**** Records for the exercise ****
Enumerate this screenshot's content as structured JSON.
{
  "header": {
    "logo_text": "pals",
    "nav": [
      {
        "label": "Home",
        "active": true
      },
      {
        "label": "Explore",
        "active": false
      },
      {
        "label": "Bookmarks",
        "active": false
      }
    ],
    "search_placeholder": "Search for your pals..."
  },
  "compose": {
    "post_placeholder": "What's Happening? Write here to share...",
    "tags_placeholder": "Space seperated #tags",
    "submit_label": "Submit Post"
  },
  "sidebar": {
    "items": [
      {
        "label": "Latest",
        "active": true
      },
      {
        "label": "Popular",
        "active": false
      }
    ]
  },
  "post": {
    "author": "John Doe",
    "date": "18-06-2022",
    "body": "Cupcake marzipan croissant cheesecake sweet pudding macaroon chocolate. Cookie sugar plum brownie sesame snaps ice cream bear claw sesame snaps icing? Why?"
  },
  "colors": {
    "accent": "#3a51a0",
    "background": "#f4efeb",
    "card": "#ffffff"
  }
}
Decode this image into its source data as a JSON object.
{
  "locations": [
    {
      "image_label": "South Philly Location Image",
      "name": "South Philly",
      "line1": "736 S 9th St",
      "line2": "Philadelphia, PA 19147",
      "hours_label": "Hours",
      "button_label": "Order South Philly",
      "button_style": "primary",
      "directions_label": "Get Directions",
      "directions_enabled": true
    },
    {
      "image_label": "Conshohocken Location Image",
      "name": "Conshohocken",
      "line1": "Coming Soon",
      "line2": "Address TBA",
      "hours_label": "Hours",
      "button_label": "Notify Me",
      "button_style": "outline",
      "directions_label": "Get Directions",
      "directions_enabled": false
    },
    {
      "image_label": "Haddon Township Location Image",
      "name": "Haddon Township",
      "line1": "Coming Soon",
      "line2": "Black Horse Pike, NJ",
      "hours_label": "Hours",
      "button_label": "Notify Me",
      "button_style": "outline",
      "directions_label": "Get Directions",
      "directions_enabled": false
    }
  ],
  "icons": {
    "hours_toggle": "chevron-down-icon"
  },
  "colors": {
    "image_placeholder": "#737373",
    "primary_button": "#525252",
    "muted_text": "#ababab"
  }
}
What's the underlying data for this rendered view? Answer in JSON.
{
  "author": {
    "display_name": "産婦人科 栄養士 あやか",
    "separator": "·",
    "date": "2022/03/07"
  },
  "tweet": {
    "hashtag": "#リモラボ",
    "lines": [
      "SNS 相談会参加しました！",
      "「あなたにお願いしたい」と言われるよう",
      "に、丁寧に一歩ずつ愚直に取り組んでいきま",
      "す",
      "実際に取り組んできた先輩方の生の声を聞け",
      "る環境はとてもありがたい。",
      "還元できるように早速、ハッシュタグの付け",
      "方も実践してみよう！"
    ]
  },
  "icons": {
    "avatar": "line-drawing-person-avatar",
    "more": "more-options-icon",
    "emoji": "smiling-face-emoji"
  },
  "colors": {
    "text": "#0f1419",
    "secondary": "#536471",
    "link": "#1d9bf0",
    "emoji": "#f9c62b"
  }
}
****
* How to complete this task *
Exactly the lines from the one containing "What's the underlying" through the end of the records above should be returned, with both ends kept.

* Result of the exercise *
What's the underlying data for this rendered view? Answer in JSON.
{
  "author": {
    "display_name": "産婦人科 栄養士 あやか",
    "separator": "·",
    "date": "2022/03/07"
  },
  "tweet": {
    "hashtag": "#リモラボ",
    "lines": [
      "SNS 相談会参加しました！",
      "「あなたにお願いしたい」と言われるよう",
      "に、丁寧に一歩ずつ愚直に取り組んでいきま",
      "す",
      "実際に取り組んできた先輩方の生の声を聞け",
      "る環境はとてもありがたい。",
      "還元できるように早速、ハッシュタグの付け",
      "方も実践してみよう！"
    ]
  },
  "icons": {
    "avatar": "line-drawing-person-avatar",
    "more": "more-options-icon",
    "emoji": "smiling-face-emoji"
  },
  "colors": {
    "text": "#0f1419",
    "secondary": "#536471",
    "link": "#1d9bf0",
    "emoji": "#f9c62b"
  }
}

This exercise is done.